Task prompt ->
Top to bottom, every record is to be copied word for word.

--- Dataset extract Enclosed Below ---

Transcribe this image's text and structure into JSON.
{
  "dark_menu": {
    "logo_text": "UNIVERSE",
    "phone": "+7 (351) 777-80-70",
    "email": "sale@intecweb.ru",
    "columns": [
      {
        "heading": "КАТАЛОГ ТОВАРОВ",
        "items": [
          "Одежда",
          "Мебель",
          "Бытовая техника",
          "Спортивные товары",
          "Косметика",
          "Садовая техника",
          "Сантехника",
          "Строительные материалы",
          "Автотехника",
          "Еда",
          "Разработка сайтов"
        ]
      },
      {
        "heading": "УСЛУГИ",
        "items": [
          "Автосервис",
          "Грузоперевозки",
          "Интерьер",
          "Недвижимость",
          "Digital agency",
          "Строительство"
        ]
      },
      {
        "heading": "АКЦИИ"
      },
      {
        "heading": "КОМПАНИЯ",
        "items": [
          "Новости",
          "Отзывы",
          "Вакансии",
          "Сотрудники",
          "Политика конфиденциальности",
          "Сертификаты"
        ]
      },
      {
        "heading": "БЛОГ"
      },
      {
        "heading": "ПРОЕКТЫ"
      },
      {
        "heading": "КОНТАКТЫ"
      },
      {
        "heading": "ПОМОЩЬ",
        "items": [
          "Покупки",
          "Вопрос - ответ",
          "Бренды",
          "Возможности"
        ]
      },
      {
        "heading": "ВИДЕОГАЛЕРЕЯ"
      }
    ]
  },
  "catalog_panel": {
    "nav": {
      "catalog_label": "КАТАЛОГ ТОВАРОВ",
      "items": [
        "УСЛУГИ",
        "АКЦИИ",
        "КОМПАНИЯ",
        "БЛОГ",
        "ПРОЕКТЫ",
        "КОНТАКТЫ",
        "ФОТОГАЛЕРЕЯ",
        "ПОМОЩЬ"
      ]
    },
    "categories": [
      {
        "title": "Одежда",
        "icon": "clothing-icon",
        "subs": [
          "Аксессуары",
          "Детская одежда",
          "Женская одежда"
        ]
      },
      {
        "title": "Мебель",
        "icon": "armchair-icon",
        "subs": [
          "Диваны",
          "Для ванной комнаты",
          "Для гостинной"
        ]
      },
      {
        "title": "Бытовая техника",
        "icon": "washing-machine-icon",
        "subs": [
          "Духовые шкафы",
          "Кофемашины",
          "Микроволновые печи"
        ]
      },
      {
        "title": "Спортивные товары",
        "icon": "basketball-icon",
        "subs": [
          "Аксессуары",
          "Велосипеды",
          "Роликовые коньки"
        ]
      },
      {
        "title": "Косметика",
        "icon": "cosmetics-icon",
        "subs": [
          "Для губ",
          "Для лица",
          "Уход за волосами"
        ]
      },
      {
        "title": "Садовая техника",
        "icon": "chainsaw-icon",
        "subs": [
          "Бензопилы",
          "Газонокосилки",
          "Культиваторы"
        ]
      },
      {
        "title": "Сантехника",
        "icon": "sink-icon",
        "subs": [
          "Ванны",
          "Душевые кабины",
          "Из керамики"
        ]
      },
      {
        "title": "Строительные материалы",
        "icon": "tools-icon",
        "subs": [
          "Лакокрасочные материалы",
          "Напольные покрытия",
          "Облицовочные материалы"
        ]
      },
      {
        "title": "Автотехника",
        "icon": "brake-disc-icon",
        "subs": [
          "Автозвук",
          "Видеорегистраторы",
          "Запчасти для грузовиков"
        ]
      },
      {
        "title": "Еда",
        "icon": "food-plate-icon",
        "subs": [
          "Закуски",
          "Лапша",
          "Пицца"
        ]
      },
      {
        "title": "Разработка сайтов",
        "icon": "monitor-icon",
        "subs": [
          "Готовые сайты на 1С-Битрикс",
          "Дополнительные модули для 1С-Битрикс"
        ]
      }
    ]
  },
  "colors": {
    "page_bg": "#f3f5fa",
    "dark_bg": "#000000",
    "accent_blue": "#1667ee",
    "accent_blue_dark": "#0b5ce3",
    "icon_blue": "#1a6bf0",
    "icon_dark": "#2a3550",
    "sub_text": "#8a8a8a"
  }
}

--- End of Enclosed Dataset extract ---

Final answer ->
Transcribe this image's text and structure into JSON.
{
  "dark_menu": {
    "logo_text": "UNIVERSE",
    "phone": "+7 (351) 777-80-70",
    "email": "sale@intecweb.ru",
    "columns": [
      {
        "heading": "КАТАЛОГ ТОВАРОВ",
        "items": [
          "Одежда",
          "Мебель",
          "Бытовая техника",
          "Спортивные товары",
          "Косметика",
          "Садовая техника",
          "Сантехника",
          "Строительные материалы",
          "Автотехника",
          "Еда",
          "Разработка сайтов"
        ]
      },
      {
        "heading": "УСЛУГИ",
        "items": [
          "Автосервис",
          "Грузоперевозки",
          "Интерьер",
          "Недвижимость",
          "Digital agency",
          "Строительство"
        ]
      },
      {
        "heading": "АКЦИИ"
      },
      {
        "heading": "КОМПАНИЯ",
        "items": [
          "Новости",
          "Отзывы",
          "Вакансии",
          "Сотрудники",
          "Политика конфиденциальности",
          "Сертификаты"
        ]
      },
      {
        "heading": "БЛОГ"
      },
      {
        "heading": "ПРОЕКТЫ"
      },
      {
        "heading": "КОНТАКТЫ"
      },
      {
        "heading": "ПОМОЩЬ",
        "items": [
          "Покупки",
          "Вопрос - ответ",
          "Бренды",
          "Возможности"
        ]
      },
      {
        "heading": "ВИДЕОГАЛЕРЕЯ"
      }
    ]
  },
  "catalog_panel": {
    "nav": {
      "catalog_label": "КАТАЛОГ ТОВАРОВ",
      "items": [
        "УСЛУГИ",
        "АКЦИИ",
        "КОМПАНИЯ",
        "БЛОГ",
        "ПРОЕКТЫ",
        "КОНТАКТЫ",
        "ФОТОГАЛЕРЕЯ",
        "ПОМОЩЬ"
      ]
    },
    "categories": [
      {
        "title": "Одежда",
        "icon": "clothing-icon",
        "subs": [
          "Аксессуары",
          "Детская одежда",
          "Женская одежда"
        ]
      },
      {
        "title": "Мебель",
        "icon": "armchair-icon",
        "subs": [
          "Диваны",
          "Для ванной комнаты",
          "Для гостинной"
        ]
      },
      {
        "title": "Бытовая техника",
        "icon": "washing-machine-icon",
        "subs": [
          "Духовые шкафы",
          "Кофемашины",
          "Микроволновые печи"
        ]
      },
      {
        "title": "Спортивные товары",
        "icon": "basketball-icon",
        "subs": [
          "Аксессуары",
          "Велосипеды",
          "Роликовые коньки"
        ]
      },
      {
        "title": "Косметика",
        "icon": "cosmetics-icon",
        "subs": [
          "Для губ",
          "Для лица",
          "Уход за волосами"
        ]
      },
      {
        "title": "Садовая техника",
        "icon": "chainsaw-icon",
        "subs": [
          "Бензопилы",
          "Газонокосилки",
          "Культиваторы"
        ]
      },
      {
        "title": "Сантехника",
        "icon": "sink-icon",
        "subs": [
          "Ванны",
          "Душевые кабины",
          "Из керамики"
        ]
      },
      {
        "title": "Строительные материалы",
        "icon": "tools-icon",
        "subs": [
          "Лакокрасочные материалы",
          "Напольные покрытия",
          "Облицовочные материалы"
        ]
      },
      {
        "title": "Автотехника",
        "icon": "brake-disc-icon",
        "subs": [
          "Автозвук",
          "Видеорегистраторы",
          "Запчасти для грузовиков"
        ]
      },
      {
        "title": "Еда",
        "icon": "food-plate-icon",
        "subs": [
          "Закуски",
          "Лапша",
          "Пицца"
        ]
      },
      {
        "title": "Разработка сайтов",
        "icon": "monitor-icon",
        "subs": [
          "Готовые сайты на 1С-Битрикс",
          "Дополнительные модули для 1С-Битрикс"
        ]
      }
    ]
  },
  "colors": {
    "page_bg": "#f3f5fa",
    "dark_bg": "#000000",
    "accent_blue": "#1667ee",
    "accent_blue_dark": "#0b5ce3",
    "icon_blue": "#1a6bf0",
    "icon_dark": "#2a3550",
    "sub_text": "#8a8a8a"
  }
}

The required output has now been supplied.